Task data
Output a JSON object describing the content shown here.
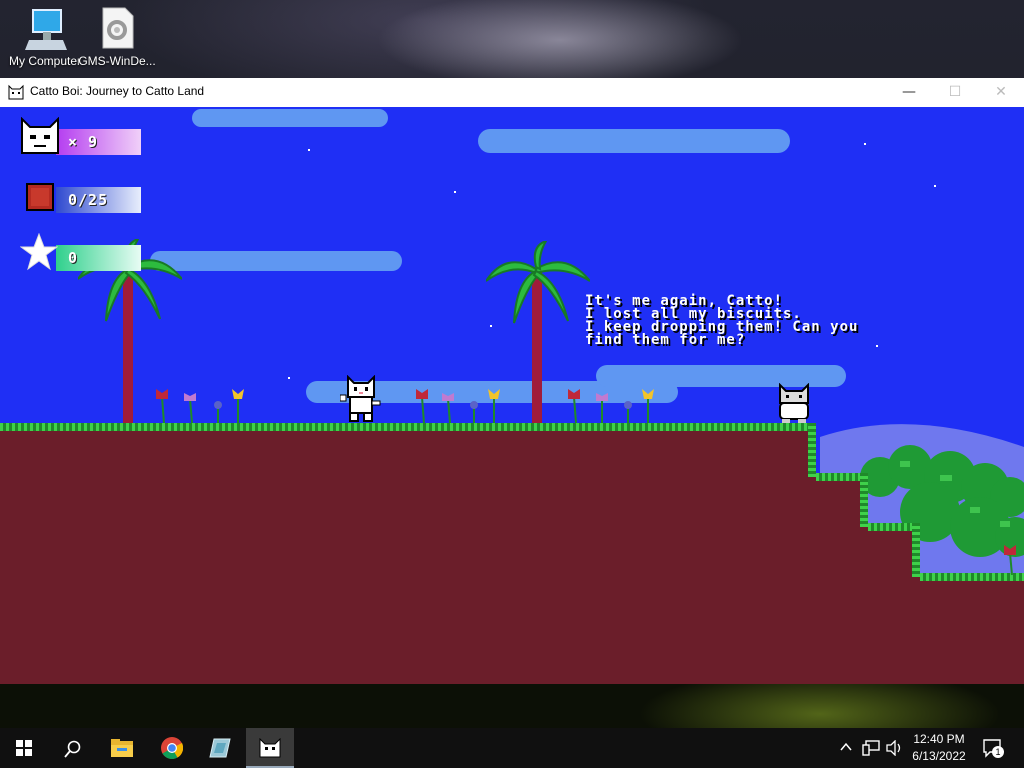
{
  "desktop": {
    "icons": [
      {
        "label": "My Computer",
        "icon": "computer-icon"
      },
      {
        "label": "GMS-WinDe...",
        "icon": "settings-file-icon"
      }
    ]
  },
  "window": {
    "title": "Catto Boi: Journey to Catto Land",
    "minimize": "—",
    "maximize": "☐",
    "close": "✕"
  },
  "game": {
    "hud": {
      "lives": "× 9",
      "biscuits": "0/25",
      "stars": "0"
    },
    "dialog": [
      "It's me again, Catto!",
      "I lost all my biscuits.",
      "I keep dropping them! Can you",
      "find them for me?"
    ],
    "colors": {
      "sky": "#1f2ff5",
      "ground": "#6b1e2a",
      "grass": "#3fd14a",
      "cloud": "#5f97f2"
    }
  },
  "taskbar": {
    "apps": [
      "start-icon",
      "search-icon",
      "file-explorer-icon",
      "chrome-icon",
      "gamemaker-icon",
      "catto-game-icon"
    ],
    "time": "12:40 PM",
    "date": "6/13/2022",
    "notifications": "1"
  }
}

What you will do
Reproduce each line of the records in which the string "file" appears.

Task result
        "icon": "settings-file-icon"
      "file-explorer-icon",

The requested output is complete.